'The ashes of the Mohammadan fall into the potter's clod; Vessels and bricks are fashioned from them; they cry out as they burn.' (Translation of the above)
What is the meaning of this ?"

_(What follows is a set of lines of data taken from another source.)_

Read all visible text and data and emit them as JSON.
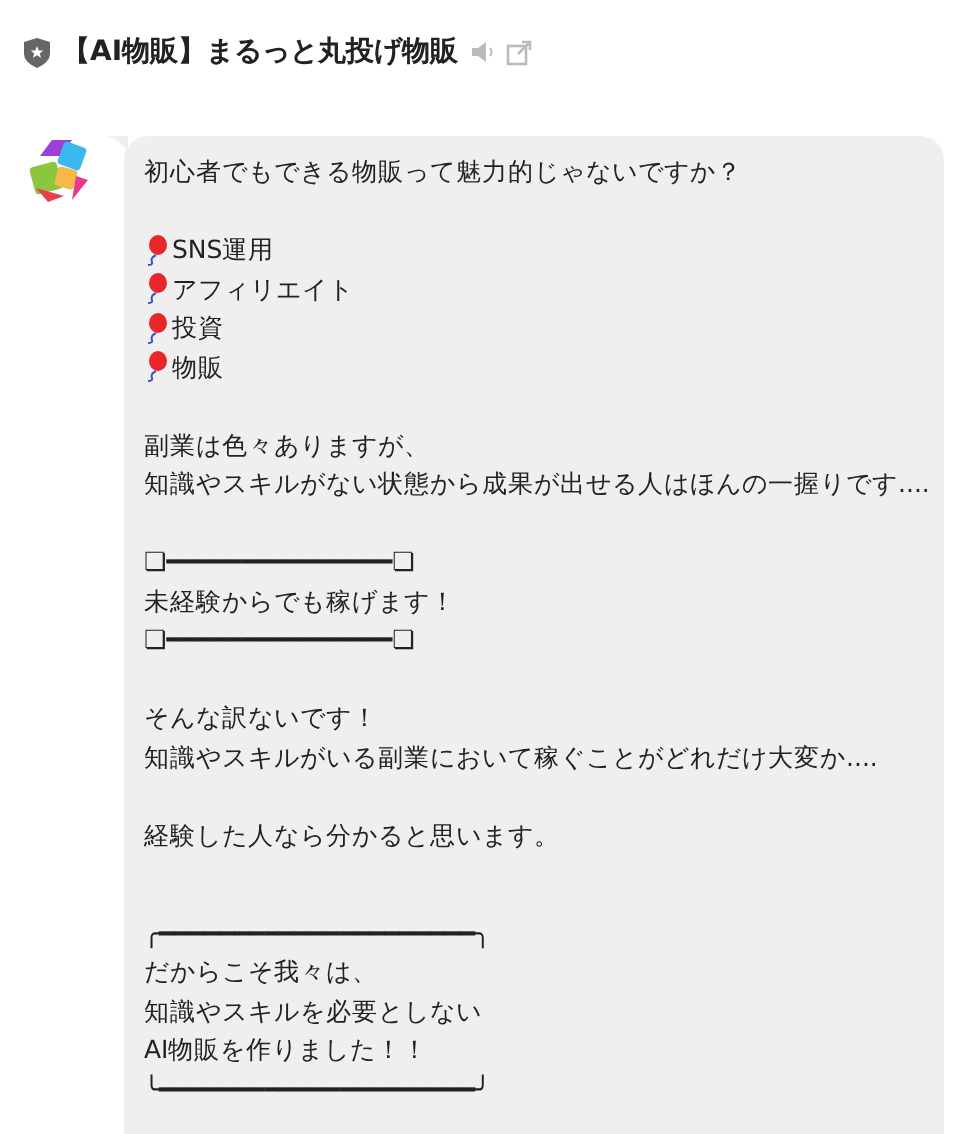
{
  "header": {
    "title": "【AI物販】まるっと丸投げ物販"
  },
  "message": {
    "blocks": [
      {
        "kind": "text",
        "lines": [
          "初心者でもできる物販って魅力的じゃないですか？"
        ]
      },
      {
        "kind": "bullets",
        "lines": [
          "SNS運用",
          "アフィリエイト",
          "投資",
          "物販"
        ]
      },
      {
        "kind": "text",
        "lines": [
          "副業は色々ありますが、",
          "知識やスキルがない状態から成果が出せる人はほんの一握りです...."
        ]
      },
      {
        "kind": "text",
        "lines": [
          "❏━━━━━━━━━━━━━━━❏",
          "未経験からでも稼げます！",
          "❏━━━━━━━━━━━━━━━❏"
        ]
      },
      {
        "kind": "text",
        "lines": [
          "そんな訳ないです！",
          "知識やスキルがいる副業において稼ぐことがどれだけ大変か...."
        ]
      },
      {
        "kind": "text",
        "lines": [
          "経験した人なら分かると思います。"
        ]
      },
      {
        "kind": "framed",
        "top": "╭━━━━━━━━━━━━━━━━━━━━━╮",
        "lines": [
          "だからこそ我々は、",
          "知識やスキルを必要としない",
          "AI物販を作りました！！"
        ],
        "bottom": "╰━━━━━━━━━━━━━━━━━━━━━╯"
      }
    ]
  }
}
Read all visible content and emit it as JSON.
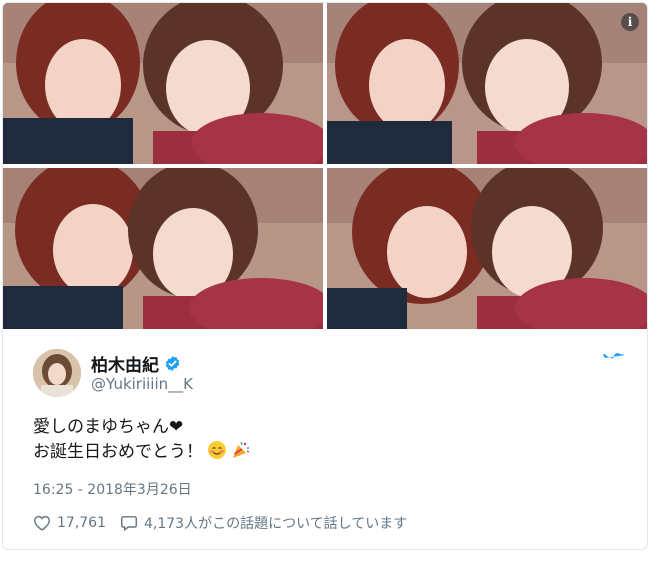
{
  "tweet": {
    "display_name": "柏木由紀",
    "handle": "@Yukiriiiin__K",
    "text_line1": "愛しのまゆちゃん",
    "text_line2": "お誕生日おめでとう！",
    "timestamp": "16:25 - 2018年3月26日",
    "likes": "17,761",
    "replies": "4,173人がこの話題について話しています"
  },
  "icons": {
    "info": "info-icon",
    "verified": "verified-badge-icon",
    "bird": "twitter-bird-icon",
    "heart": "heart-icon",
    "reply": "speech-bubble-icon",
    "emoji_smile": "smiling-blushing-face-emoji",
    "emoji_party": "party-popper-emoji",
    "heart_glyph": "black-heart-glyph"
  },
  "colors": {
    "brand_blue": "#1da1f2",
    "text_primary": "#14171a",
    "text_secondary": "#657786",
    "border": "#e1e8ed"
  }
}
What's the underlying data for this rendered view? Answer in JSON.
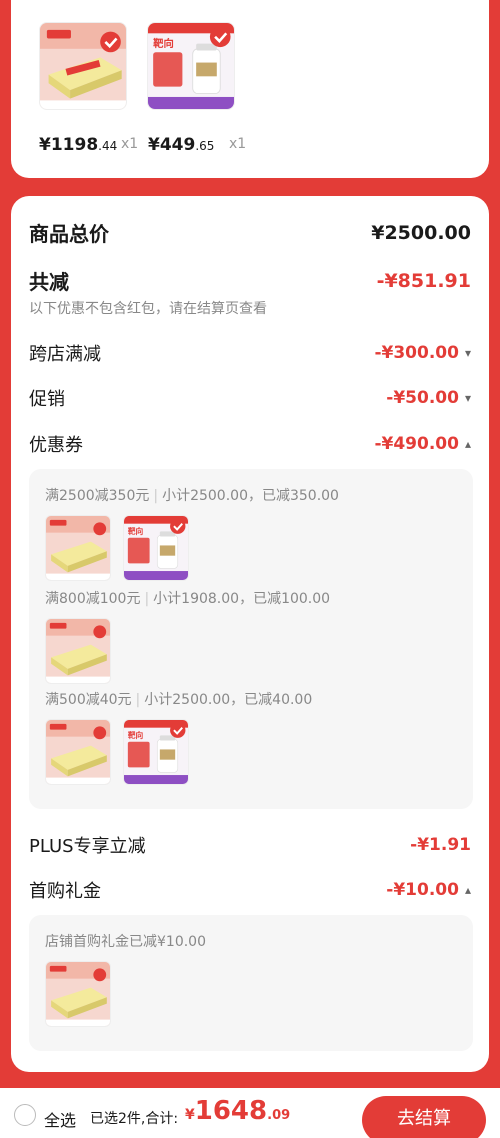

Ram Rai had won Aurangzeb's respect so much that he perhaps did not want to displease him and forgot his father's parting injunctions not to recede from the principles of his religion. So in order to please the Emperor, Ram Rai replied," Your Majesty, Guru Nanak wrote, 'Mitti beiman ki', that is the ashes of the faithless, not of the Musalmans, fall into the potter's clod. The text has been corrupted by ignorant persons and Your Majesty's religion and mine defamed. The faces of the faithless and not of the Musalmans, shall be blackened in both worlds." All the Mohammadan priests were pleased with this reply. The Emperor then conferred a mark of favor on Ram Rai and dissolved the assembly. The Sikhs of Delhi immediately sent an envoy to Kiratpur and informed the Guru of the pomp and honor with which Ram Rai had been received in Delhi, and detailed miracles he had exhibited. The envoy then explained how he had made an alteration in a line of Guru Nanak in order to please the Emperor. The Guru was much distressed at the insult and remarked that no mortal could change the words of Guru Nanak and that 'the mouth which had dared to do so should never be seen by me.' The Guru decided that Ram Rai was not fit for Guruship. He confirmed," The Guruship is like a tigress's milk which can only be contained in a golden cup. Only he who is ready to devote his life thereto is worthy of it." After Ram Rai had resided in Delhi for some time, he decided to go to Kiratpur and try to convince his father to reverse his decision regarding him. He pitched his camp near Kiratpur and wrote to his father for permission to visit him. He confessed that he had suffered for his sins and desired forgiveness. The Guru replied,"Ram Rai, you have disobeyed my order and sinned. How can you aspire to become a holy man? Go whither your fancy leads you. I will never see you again on account of your infidelity ?".